Published Online: April 24, 2012
Published in Print: April 25, 2012, as Early Reading

Report Roundup

Early Reading

"Increasing Young Children’s Contact With Print During Shared Reading: Longitudinal Effects on Literacy Achievement"

Article Tools
  • PrintPrinter-Friendly
  • EmailEmail Article
  • ReprintReprints
  • CommentsComments

Teachers and parents could help boost preschoolers' reading skills later on just by changing how they read books aloud to the children, a new study suggests.

Simple things like pointing out words and letters and noting that text is read from left to right led to more advanced reading skills as much as two years later in preschoolers who took part in the study by Ohio State University researchers.

Published in the April issue of the journal Child Development, the study involved more than 300 low-income children with below-average reading skills who participated in a 30-week shared reading program. The children were separated into three groups and read the same books by teachers. In some groups, teachers were trained to make print references; others read as they normally would.

Vol. 31, Issue 29, Page 5

Related Stories
You must be logged in to leave a comment. Login |  Register
Ground Rules for Posting
We encourage lively debate, but please be respectful of others. Profanity and personal attacks are prohibited.
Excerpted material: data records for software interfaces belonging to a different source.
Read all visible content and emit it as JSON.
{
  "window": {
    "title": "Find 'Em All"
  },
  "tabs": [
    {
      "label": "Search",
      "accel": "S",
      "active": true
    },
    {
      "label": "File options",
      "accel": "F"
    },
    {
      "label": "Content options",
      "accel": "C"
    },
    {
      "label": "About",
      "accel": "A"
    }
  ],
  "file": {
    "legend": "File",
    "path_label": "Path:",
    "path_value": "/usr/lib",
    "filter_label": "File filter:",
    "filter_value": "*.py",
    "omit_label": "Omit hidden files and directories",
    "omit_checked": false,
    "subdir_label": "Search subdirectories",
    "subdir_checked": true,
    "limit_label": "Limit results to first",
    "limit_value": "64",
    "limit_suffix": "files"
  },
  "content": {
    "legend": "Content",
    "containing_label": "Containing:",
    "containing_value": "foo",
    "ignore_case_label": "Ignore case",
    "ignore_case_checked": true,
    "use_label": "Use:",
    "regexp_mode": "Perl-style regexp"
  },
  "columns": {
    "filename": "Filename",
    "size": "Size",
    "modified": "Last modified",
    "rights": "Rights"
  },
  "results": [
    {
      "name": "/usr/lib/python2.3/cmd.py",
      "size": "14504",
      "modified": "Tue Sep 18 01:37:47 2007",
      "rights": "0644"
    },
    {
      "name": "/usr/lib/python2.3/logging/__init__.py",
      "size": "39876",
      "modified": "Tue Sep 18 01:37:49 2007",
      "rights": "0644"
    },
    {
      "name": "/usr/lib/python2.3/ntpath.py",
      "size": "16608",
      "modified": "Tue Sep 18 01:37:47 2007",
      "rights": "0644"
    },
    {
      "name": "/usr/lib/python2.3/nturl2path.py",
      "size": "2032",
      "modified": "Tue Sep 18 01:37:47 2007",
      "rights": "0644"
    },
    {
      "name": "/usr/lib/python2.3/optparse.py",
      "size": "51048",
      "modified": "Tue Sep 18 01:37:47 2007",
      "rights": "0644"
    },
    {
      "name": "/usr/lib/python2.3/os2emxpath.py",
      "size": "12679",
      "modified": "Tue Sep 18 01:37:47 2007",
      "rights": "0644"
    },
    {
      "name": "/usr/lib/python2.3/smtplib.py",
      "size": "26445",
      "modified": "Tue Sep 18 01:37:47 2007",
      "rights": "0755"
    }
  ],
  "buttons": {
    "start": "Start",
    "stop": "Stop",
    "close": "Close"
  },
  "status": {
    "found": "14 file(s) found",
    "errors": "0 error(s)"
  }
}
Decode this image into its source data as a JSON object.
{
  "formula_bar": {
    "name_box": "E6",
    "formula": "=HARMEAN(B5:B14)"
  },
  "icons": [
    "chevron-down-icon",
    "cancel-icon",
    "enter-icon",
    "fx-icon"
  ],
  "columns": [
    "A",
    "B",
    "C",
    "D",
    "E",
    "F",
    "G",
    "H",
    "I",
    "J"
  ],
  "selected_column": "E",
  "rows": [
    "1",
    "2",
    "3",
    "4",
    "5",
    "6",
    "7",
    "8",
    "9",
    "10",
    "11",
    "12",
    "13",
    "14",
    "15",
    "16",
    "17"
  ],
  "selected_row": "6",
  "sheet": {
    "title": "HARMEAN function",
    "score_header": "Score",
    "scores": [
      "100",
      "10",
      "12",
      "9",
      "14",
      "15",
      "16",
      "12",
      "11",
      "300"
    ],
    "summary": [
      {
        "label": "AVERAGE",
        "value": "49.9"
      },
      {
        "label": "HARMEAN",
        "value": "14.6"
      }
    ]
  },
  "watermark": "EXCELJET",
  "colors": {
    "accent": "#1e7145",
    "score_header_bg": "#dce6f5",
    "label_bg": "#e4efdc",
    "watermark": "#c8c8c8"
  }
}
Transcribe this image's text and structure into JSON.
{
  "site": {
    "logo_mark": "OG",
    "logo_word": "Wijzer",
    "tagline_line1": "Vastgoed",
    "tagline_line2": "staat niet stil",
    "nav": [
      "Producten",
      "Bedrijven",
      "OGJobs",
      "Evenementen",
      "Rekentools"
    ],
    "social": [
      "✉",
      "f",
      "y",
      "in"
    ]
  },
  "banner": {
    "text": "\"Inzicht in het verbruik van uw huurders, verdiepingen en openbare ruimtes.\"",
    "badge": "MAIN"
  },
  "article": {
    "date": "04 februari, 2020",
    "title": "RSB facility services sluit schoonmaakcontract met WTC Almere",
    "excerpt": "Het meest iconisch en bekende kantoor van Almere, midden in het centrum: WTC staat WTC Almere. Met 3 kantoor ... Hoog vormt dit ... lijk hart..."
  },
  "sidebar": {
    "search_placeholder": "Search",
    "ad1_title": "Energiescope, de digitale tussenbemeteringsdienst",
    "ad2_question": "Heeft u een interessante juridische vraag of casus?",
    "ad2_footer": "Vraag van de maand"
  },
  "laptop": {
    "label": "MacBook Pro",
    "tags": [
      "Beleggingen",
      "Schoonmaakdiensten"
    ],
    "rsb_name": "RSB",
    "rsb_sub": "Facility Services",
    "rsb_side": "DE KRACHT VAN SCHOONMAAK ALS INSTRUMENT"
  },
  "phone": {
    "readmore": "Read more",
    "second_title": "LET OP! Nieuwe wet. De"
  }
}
By commenting, you are agreeing to abide by our user agreement.
All comments are public.

Back to Top Back to Top

Most Popular Stories

Viewed

Emailed

Commented